Former Basketball Coach Loses Battle for Attorney Fees

Nov 18, 2005

A Florida appeals court has reversed and remanded an administrative order granting full attorney fees to former University of South Florida women’s basketball coach Jerry Ann Winters, who had sued USF for wrongful termination. Specifically, the appeals court found that the administrative law judge failed to consider the relationship between the coach’s successful and unsuccessful claims in awarding fees.
The underlying facts of the case centered on allegations that Winters discriminated against members of her team based on their race. Those allegations began shortly after her arrival at USF for the 1996-97 season. Eventually, her players complained to an associate athletic director, who relayed his findings to his superiors.
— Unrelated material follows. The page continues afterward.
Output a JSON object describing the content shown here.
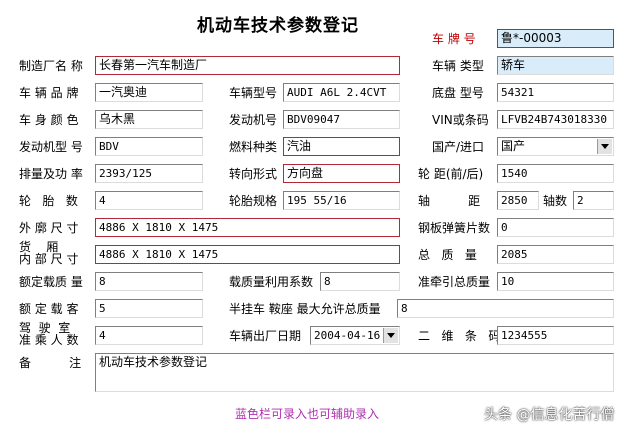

Winters was eventually fired, and the USF Athletic Director Paul Griffin resigned soon after amid charges that he participated in a cover up. Here is what followed thereafter:
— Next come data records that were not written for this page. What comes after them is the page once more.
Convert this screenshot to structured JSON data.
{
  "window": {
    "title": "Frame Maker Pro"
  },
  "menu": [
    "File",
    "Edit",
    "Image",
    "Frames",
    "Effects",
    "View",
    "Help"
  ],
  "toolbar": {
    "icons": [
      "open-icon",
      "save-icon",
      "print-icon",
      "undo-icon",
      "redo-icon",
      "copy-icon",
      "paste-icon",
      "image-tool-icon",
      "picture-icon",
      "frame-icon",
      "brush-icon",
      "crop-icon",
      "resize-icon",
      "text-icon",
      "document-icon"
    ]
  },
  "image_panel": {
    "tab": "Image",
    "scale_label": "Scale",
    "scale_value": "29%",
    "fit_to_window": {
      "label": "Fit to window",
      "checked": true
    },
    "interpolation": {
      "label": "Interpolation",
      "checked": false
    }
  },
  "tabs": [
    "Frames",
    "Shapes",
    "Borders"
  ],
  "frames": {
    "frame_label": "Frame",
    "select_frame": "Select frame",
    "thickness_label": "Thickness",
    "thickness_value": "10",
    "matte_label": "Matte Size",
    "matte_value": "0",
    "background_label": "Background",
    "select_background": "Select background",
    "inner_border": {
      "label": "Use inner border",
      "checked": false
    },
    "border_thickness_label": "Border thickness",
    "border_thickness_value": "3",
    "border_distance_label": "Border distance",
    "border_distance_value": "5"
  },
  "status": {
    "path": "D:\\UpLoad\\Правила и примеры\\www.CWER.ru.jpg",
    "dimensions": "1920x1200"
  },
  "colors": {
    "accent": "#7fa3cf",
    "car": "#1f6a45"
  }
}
• Florida Division of Administrative Hearings Judge William F. Quattlebaum determined that USF did not build an adequate case when it fired Winters from her job on Dec. 14, 2000, and that she should be reinstated with back pay.
• USF President Judy Genshaft, within minutes of that ruling, issued a statement saying the school would not abide by the ruling and that the judge had a “technical” disagreement with how the school conducted its investigation. It further charged that the judge didn’t fully consider that Winters was fired for breach of contract.
• The Southern Christian Leadership Conference called on the U.S. Justice Department to investigate the scandal, issuing a strongly worded statement in August, which suggested that black athletes at USF were subject to “Jim Crow and apartheid treatment.”
• Federal law suits were amended and filed in August, in the Middle District of Florida, on behalf of two of the eight players that initially filed federal lawsuits. In the documents, attorney Jonathon Alpert of Alpert & Ferrentino in Tampa charges among other things, a violation of Title VI of the Civil Rights Act of 1964 and a violation of the Ku Klux Klan Act.
In her complaint, Winters claimed that the USF administration engaged in “Ku Klux Klan Conspiracy,” violating the Ku Klux Klan Act (42 U.S.C. $$ 1985(3), 1986. The first example of this, she alleged, was when the administration fired her to better “limit their exposure and conceal the existence” of the conspiracy. Another example was the forced exit of Griffin.
“(A)lthough it is well-known on the USF campus and elsewhere around the country that there were and are serious racial problems and issues in the USF basketball program on the USF campus, USF and the USF Foundation continue to maintain that nothing serious took place, that only racial ‘insensitivity’ was involved and that the very injured African-American athletes were not the victims of state-sponsored racism as Genshaft well knows they were,” according to the complaint..
Ultimately, a Florida appeals court affirmed the decision to terminate Winters. See Winters v. Fla. Bd. of Regents, 864 So. 2d 418 (Fla. 2d DCA 2003) (table decision).
Board of Regents and the University of South Florida v. Jerry Ann Winters; Fla. 2d DCA 2003; Case No. 2D04-3298
Attorneys of Record: (for appellants) John W. Campbell, Michael D. Malfitano, and Monica J. Williams of Constangy, Brooks & Smith, LLC, and Olga J. Joanow, Associate General Counsel, University of South Florida, Tampa. (for appellee) Mark F. Kelly of Kelly & McKee, P.A., Tampa.


Articles in Current Issue